Into the Kiln: Once the form has been filled with glass strips, it is placed in a kiln. After the kiln temperature reaches about 1670° F (and after we have put on our safety gear), customized Stainless Steel rakes are used to move the molten glass around in various patterns.

With the kiln open, the glass temperature drops quickly. The glass hardens and can no longer be combed. There is only about 25-30 seconds each time the kiln is opened before the glass gets too cool/hard to comb. The process here is open kiln, comb, close kiln, reheat glass to about 1670° F and repeat this process until the combing pattern has been completed.


After Combing: The combed glass piece then slowly cools in the kiln for approximately 15-24 hours. After that, it is taken out of the Stainless Steel form, the edges are smoothed using bespoke grinders, saws and tools.

Back Into the Kiln: After the edges of the piece have been smoothed, it goes back into the kiln for about 24 hours to add a high gloss polish and further smooth out the edges.

Time: It takes about three days for a glass combing like this one to go from sheet glass to completed piece.  The end product is always colorful and unique!

The “Hot & Cold #4” combed glass sculpture featured in this post is currently available at Gallery North.

This Thursday Is Art Walk Night In Edmonds

Come and Enjoy the art work of

Sue Swapp and Bernadette Crider
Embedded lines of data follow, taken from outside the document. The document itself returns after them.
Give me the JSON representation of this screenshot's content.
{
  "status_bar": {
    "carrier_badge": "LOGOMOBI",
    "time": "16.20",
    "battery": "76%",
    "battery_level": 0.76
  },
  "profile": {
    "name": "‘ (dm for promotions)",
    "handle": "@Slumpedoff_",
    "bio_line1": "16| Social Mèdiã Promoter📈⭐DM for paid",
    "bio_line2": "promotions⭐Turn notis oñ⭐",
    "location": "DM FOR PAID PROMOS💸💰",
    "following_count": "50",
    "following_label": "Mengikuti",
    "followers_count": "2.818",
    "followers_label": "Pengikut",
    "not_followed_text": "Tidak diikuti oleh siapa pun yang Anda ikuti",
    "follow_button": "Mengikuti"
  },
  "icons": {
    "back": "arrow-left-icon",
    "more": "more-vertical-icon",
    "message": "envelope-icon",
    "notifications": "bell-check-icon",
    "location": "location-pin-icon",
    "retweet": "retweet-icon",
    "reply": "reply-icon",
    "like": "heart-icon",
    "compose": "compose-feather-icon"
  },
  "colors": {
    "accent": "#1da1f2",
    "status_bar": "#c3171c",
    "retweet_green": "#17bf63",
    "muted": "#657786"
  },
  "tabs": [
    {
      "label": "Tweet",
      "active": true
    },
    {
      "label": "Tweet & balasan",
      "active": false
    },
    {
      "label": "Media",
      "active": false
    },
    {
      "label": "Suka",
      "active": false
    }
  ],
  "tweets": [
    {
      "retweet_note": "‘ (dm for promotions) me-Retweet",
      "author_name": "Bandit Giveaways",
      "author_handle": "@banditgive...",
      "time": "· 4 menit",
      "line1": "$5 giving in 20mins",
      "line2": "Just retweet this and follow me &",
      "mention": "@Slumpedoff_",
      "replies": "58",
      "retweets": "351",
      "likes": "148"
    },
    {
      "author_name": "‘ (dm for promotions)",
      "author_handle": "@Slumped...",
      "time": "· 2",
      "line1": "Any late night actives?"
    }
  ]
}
This month’s featured artists’ show includes the beautiful wildlife and landscape paintings of Sue Swapp and the exceptional pottery of Bernadette Crider. Stroll through the gallery and enjoy the work of more than 20 artists. Don’t miss this opportunity to meet many of your favorite gallery artists.

Refreshments will be served.

In Memory of Brenda Hall


We are sad to hear of the recent passing of artist and former Gallery North member Brenda Hall. Brenda was a member of Gallery North for decades and was a treasured friend to so many in the local artist community. Her whimsical artwork and wonderful sense of humor brightened the lives of everyone she knew. We are so grateful for her life and for her art!

Obituary and Memorial Service Information





Beauty of The Northwest

8th Annual Invitational Show

Last Year’s Poster Winner

Dimitriy Gritsenko



Submit Entries Beginning June 15th

 In just 10 days on line registration will begin for the Beauty of the Northwest invitational juried show. Artists are invited to enter paintings or drawings that depict scenes or subjects representing the Pacific Northwest.

 This year’s juror will be award-winning artist Charlene Collins Freeman who specializes in watercolor and sketchbooking.


Get your Beauty of the NW prospectus here.

 “Three Arch Rocks” by Leslie Ann Hauer

 “Local Color” by Christine Forcucci


 2016 Entries

Poster Contest

by Lauriel Sandstrom

Whether it be the hint of light glistening on a deep golden beach canyon or the cool blue shadow cast on a departing sunset ferry, Gallery North is looking for a special painting that suggests the unique Beauty of the Northwest. The painting will be featured on the poster for our upcoming eighth annual juried show.

The painting selected receives the $100 Poster Award sponsored by Digital Canvas Northwest. Owner, Cary Cartmill has sponsored the award for a number of years. He offers professionally photographed images of an artist’s paintings that can be used for producing fine art prints, art show entries and web pages. Entries submitted to the juried show by July 9th will be considered for the Poster Award.


Dates To Remember

  • June 15th – Open For Entries On Line
  • July 9th – Poster Image Submission Deadline – 5 p.m.
  • August 10th – Show Submission Deadline
  • August 17th – Notification of Show Acceptance
  • August 31st – Artwork Delivery from 11 a.m. – 3 p.m.
  • September 1st – Show Opens
  • September 9th – Artists’ Reception from 1-4 p.m., Awards Ceremony at 2 p.m.
  • September 21st – Art Walk from 5-8 p.m.
  • September 30th – Artwork Pick Up from noon to 4 p.m.